In September of the same year, Augustine died prematurely at the age of 40. Most of the responsibilities and concerns of the new religious family fell upon Francis, who became the first Superior General during the First General Chapter in 1593. He accepted out of obedience the office for three years.
Francis was convinced of the necessity of expansion of the Order in Spain. He left for another time with Father Giuseppe Imparato and Brother Lorenzo D’ponte on 10 April 1594. He did his works of apostolate at the Hospital of the Italians in Madrid. The hard work and faith which Francis dedicated to the mission bore its first fruits on 25 July 1595, when he obtained the permission to open a religious house dedicated to St Joseph in Madrid. His success through his zealous priestly works provoked hostility of some people against the Order. Francis, solid in his faith, overcame all the difficult moments and left Spain for Italy in June 1596.
The first religious house in Rome was founded at the Church of St Leonard. He sent the first group of clerics to reside in this house.
In November 1596, Francis returned to Naples, where, after lots of hesitation, accepted to share the charge as Superior General for another year. This was the 23 May 1597.
After he obtained for the Order the Church of St Agnes in Piazza Navona and after his resignation as Superior General, Francis left for his third journey to Spain (September 1598). During his stay, he opened the religious houses in Valladolid and Alcala de Hanares. When returned to Rome, he was elected Vicar General for Italy and Superior of St Mary Major in Naples. In his humility, he asked the Pope Paul V to be spared from this position but in vain. The Order obtained from the same Pontiff the Roman Basilica of San Lorenzo in Lucina.
Francis’ health became weaker because of his austere life. Despite all limitations, he did not hesitate from undertaking his last journey with his brother, Father Antonio of the Theatine Fathers, which led them to Loreto, Villa Santa Maria and Agnone (Molise Region) to accommodate the request of opening a new religious house there.
Upon his arrival to Agnone, Francis was physically tired and fell ill. On 4 June 1608, he died uttering the words: “Let’s go, let’s go to heaven.”
His body was given enough preparation for a long journey to Naples. Truly, God has left His own sign on him. When the body was lanced, the blood spouted a red and scented fluid and his vital organs were uncorrupted. Around his heart were printed the words of the Psalm: “The zeal of your house consumes me” (Ps 69:10).
St Francis Caracciolo was Beatified by Pope Clement XIV on 4 June 1769 and Canonised by Pope Pius VII on 24 May 1807. In 1838 he was chosen as a Patron Saint of Naples, where his body lies. At first, he was buried in Basilica of St Mary Major but his remains were afterwards translated to the church of Santa Maria di Monteverginella, which was given in exchange to the Clerics Regular Minor (1823) after their suppression at the time of the French Revolution.

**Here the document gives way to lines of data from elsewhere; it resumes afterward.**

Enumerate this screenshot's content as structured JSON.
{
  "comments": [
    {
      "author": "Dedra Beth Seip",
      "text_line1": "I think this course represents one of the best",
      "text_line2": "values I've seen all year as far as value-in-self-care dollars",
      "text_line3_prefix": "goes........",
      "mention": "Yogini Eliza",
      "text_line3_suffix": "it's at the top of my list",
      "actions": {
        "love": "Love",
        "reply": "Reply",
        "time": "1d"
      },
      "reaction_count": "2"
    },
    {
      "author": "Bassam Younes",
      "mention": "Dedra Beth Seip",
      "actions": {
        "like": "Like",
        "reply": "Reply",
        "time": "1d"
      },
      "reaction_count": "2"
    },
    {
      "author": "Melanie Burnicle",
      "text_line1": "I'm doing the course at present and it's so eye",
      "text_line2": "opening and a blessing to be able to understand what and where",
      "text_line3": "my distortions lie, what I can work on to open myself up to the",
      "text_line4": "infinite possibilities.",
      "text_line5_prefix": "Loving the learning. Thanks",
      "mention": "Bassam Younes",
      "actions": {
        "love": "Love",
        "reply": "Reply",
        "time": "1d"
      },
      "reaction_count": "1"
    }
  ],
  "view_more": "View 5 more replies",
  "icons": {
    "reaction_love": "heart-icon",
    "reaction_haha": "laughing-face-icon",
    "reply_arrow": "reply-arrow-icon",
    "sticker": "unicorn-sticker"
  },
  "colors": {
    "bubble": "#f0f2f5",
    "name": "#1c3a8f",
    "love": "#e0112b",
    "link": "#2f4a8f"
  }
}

O Saint Francis Caracciolo,
for that most ardent love which You brought to this earth
and now in heaven you bring to Jesus Christ,
our most loving Redeemer
and to His ever Virgin Mother Mary Most Holy
and for that tender charity with which You consoled
and comforted the afflicted and troubled.
Oh! obtain the deliverance of our present affliction
and tribulation to this soul,
which full of trust,
has recourse to your loving and mighty patronage
and at the same time,
that humbly resigns itself to the supreme will of God,
whose eternal honour and glory be given forever.
(Clerics Regular Minor – Adorno Fathers)